#### What to do
Please state how many lines of the material contain "JSON", giving nothing but the number.

#### Extracted material
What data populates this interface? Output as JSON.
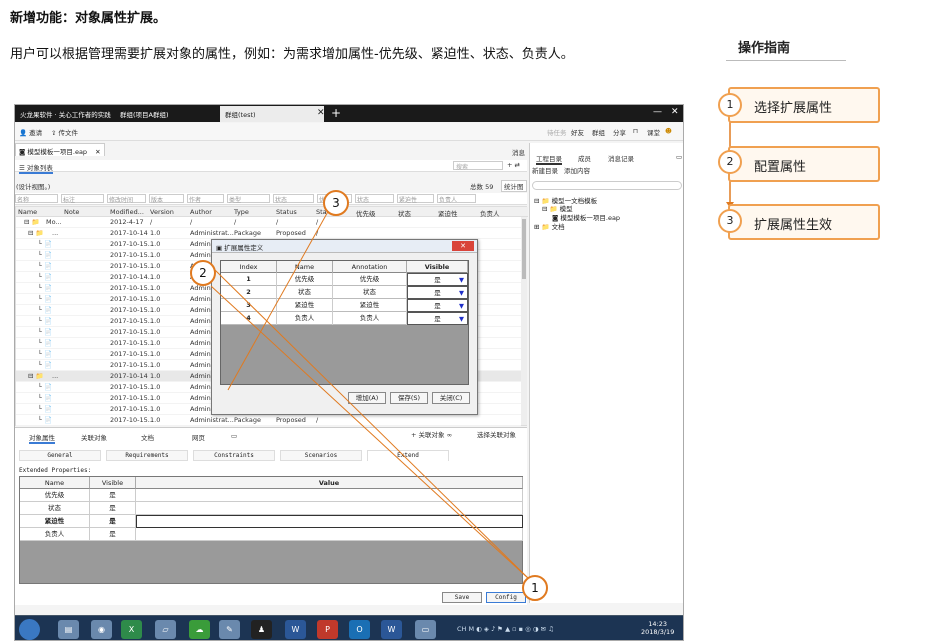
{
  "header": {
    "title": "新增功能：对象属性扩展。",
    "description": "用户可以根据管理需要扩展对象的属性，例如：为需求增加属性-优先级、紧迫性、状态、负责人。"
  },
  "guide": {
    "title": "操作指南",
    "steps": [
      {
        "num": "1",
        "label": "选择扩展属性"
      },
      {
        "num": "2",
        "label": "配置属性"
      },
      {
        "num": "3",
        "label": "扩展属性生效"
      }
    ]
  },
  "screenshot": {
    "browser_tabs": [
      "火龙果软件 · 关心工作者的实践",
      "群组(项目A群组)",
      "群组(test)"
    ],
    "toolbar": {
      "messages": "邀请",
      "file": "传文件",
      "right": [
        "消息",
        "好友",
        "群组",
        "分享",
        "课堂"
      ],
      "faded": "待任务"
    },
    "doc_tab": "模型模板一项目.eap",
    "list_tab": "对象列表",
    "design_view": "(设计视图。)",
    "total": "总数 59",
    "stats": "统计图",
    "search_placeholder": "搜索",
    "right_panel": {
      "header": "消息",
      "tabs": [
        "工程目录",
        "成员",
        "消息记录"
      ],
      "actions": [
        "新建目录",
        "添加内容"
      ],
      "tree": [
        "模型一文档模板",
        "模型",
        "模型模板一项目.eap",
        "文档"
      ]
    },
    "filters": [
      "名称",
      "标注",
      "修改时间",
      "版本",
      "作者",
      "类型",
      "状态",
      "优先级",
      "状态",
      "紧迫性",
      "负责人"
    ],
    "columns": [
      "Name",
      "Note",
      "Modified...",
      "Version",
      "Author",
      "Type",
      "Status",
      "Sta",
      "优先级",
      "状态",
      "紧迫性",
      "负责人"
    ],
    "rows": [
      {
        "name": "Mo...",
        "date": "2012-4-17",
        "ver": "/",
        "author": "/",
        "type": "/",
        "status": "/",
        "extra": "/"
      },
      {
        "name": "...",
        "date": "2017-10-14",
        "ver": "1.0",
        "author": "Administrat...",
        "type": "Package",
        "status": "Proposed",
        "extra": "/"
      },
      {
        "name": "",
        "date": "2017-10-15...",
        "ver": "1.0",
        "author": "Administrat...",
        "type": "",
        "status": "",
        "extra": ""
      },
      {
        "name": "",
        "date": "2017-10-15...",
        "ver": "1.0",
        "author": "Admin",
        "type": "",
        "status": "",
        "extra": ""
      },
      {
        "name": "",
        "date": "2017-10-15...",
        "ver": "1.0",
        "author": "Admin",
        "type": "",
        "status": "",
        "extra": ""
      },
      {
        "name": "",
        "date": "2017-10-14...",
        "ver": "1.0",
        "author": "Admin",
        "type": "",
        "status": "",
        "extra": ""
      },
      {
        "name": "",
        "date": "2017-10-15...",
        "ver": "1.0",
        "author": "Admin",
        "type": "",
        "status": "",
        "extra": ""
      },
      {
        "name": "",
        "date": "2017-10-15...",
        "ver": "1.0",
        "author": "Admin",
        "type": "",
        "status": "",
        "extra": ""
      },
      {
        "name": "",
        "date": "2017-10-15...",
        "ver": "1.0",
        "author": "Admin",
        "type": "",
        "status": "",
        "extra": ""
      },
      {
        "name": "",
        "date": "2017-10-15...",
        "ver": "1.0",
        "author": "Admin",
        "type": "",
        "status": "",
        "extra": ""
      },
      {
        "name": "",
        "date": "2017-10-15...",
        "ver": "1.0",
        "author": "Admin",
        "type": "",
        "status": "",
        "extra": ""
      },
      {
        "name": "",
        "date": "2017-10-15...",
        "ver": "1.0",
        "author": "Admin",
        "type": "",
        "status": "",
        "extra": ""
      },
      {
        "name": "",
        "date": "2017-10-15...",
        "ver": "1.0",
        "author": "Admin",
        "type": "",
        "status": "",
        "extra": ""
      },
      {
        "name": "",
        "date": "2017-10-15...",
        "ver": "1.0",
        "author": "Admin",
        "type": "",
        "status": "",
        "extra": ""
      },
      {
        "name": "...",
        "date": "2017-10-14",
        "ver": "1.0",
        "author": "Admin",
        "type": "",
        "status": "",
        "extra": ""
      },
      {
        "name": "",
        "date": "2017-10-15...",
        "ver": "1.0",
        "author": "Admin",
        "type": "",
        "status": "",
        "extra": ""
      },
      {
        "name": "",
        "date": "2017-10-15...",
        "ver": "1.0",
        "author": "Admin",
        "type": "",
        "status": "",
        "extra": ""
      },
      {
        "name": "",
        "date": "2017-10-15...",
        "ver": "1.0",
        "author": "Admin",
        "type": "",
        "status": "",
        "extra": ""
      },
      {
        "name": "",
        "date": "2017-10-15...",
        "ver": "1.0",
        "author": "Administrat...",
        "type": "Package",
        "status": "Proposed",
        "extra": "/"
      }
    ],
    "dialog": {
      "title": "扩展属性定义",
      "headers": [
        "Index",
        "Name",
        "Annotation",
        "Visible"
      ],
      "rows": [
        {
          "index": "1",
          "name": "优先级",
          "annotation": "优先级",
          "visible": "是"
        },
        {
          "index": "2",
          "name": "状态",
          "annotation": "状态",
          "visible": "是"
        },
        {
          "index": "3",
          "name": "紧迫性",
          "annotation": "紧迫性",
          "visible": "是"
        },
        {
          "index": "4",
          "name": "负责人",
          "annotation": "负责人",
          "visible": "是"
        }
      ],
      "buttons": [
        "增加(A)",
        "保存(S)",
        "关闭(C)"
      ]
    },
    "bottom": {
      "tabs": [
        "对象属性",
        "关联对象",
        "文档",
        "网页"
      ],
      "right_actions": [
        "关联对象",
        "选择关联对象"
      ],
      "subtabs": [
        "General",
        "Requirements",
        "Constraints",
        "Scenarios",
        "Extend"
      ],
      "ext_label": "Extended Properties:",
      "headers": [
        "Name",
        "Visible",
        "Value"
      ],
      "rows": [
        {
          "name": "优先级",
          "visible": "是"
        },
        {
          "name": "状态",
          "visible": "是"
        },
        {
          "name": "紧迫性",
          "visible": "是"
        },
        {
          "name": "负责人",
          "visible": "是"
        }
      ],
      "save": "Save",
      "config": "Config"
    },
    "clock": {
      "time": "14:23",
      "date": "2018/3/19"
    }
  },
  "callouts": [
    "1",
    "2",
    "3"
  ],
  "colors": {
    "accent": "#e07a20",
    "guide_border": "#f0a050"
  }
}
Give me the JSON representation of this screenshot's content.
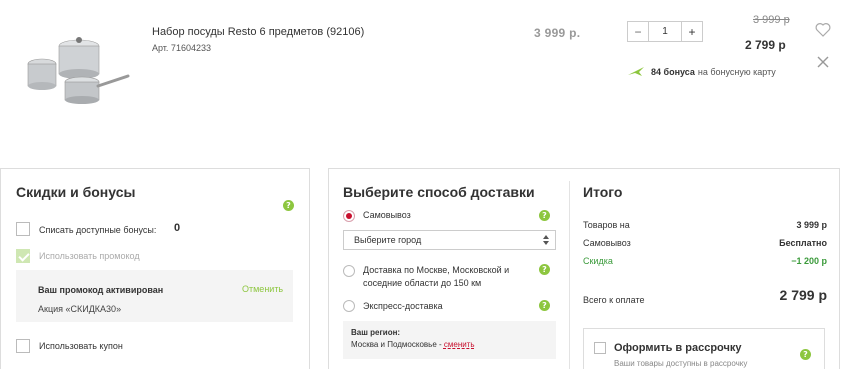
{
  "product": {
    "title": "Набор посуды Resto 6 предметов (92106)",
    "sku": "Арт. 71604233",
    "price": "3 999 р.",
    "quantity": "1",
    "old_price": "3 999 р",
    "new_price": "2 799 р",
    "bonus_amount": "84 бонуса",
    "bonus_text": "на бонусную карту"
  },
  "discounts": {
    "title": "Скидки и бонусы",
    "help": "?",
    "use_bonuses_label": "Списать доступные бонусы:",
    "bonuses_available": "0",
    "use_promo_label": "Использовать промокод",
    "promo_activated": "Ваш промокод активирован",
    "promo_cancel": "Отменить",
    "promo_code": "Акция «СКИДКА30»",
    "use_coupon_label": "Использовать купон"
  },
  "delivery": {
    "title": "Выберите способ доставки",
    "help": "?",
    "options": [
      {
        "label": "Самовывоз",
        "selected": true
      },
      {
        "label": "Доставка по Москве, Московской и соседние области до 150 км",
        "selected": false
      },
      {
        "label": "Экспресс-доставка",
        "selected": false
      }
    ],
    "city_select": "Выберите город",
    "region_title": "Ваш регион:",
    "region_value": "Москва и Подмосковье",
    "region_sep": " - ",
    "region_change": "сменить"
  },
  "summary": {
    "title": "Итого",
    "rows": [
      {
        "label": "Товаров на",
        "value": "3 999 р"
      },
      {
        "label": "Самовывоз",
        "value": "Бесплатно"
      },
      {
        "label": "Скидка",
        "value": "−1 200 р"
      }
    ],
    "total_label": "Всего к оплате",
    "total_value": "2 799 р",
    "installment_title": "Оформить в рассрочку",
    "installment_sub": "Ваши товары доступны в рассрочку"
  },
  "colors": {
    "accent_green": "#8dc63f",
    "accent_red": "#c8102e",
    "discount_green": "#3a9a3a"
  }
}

#### Completed exercise
2